Marc Antoine de Saint-Amant (ca. 1580)
What aroma do I sense in this room?
What amber and musk sweet perfume
Enters my brain to delight
And my heart to excite?
Oh! Good God! I fall into an ecstatic haze:
Would viewing beautiful flowers in this vase
On top of this buffet
Produce in me an effect so intense?
Has someone burned sweet incense?
No, I do not think it can be any of those
Things that you to me propose.
What is it then? It is something I have seen
In this basket overflowing with green:
It is a melon on which nature, like a glove,
Has engraved its surface with a thousand jottings of love
As a clear sign for everyone to eat
This soft and amiable treat
Not the dear apricot of which I dream,
Nor the strawberry lavished with cream,

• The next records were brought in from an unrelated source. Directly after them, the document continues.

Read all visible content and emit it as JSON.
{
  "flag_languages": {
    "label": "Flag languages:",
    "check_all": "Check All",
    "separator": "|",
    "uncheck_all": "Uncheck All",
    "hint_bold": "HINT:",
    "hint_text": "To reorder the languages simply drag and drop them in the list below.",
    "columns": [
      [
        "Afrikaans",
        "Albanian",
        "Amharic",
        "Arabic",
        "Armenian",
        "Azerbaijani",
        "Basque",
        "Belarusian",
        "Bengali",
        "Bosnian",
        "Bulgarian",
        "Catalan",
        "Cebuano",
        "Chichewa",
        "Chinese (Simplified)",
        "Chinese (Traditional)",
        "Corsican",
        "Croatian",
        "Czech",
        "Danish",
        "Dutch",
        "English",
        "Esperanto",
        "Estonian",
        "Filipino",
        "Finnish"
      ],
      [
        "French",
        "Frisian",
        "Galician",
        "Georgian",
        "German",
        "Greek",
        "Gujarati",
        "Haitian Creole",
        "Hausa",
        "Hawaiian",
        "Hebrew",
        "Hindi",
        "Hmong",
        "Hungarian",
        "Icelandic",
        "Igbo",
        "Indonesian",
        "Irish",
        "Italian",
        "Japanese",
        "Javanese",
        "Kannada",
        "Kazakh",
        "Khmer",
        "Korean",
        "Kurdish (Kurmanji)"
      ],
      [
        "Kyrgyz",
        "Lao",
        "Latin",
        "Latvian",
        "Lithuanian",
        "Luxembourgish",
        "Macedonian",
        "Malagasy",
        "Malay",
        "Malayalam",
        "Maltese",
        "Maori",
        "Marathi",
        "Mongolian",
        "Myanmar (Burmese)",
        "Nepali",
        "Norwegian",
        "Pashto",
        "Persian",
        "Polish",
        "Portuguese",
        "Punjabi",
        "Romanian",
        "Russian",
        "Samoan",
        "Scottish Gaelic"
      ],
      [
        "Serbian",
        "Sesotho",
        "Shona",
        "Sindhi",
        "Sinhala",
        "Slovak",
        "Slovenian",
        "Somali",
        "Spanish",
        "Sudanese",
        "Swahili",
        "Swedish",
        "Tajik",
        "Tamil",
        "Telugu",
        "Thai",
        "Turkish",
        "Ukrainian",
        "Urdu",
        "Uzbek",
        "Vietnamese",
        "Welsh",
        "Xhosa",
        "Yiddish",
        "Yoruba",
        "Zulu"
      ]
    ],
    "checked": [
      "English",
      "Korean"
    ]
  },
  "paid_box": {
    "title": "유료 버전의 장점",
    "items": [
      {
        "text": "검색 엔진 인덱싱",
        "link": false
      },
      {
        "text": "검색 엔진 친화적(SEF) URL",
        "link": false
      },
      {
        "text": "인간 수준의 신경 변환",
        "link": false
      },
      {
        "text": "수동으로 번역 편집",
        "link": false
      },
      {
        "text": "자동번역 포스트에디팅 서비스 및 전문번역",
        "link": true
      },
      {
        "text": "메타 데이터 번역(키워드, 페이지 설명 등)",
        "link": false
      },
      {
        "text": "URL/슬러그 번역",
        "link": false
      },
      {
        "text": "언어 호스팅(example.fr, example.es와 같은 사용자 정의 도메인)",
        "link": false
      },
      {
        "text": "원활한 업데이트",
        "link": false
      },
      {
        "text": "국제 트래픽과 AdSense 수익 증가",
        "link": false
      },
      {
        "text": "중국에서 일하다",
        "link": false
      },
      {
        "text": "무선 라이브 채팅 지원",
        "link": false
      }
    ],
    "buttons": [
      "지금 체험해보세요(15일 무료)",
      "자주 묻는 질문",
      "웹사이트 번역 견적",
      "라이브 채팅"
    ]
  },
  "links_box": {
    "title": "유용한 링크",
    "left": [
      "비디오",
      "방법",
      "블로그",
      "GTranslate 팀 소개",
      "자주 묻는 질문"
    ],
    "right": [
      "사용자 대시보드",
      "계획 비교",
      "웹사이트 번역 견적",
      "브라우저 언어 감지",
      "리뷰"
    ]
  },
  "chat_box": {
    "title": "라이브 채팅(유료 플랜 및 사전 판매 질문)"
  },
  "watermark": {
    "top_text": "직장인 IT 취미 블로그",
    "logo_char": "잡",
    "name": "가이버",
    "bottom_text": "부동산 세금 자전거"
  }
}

Nor the manna from heaven sent,
Nor honey pure as testament,
Nor the sacred pear of Tours,
Nor the sweet green fig’s allure,
Nor the plum juicy and divine,
Nor the Muscat grape on the vine,
Are more to me than bitterness and mud
When this ravishing melon courses through my blood
Oh living source of light, creator of all that is right,
Who sees and embraces all, on my knees to you I fall
In humble gratitude
For the gift of this heavenly food
How can one not be gripped by such zeal and fervor? I was so affected by it that when Ryan and I shared a small-sized honeydew before his concert this past Sunday, I was reminded of the poem and I turned into a woman possessed.
Armed with Ryan’s SLR and coaching, I captured shot after shot of four cubed honeydew pieces (thank you, babe, for cutting the fruit, etc) which I paired with a Balsamic vinegar and honey sauce (basically, mix ¼ cup of Balsamic vinegar and 2 tbsp of honey, heat, and reduce until thick).
Now go forth and eat a melon.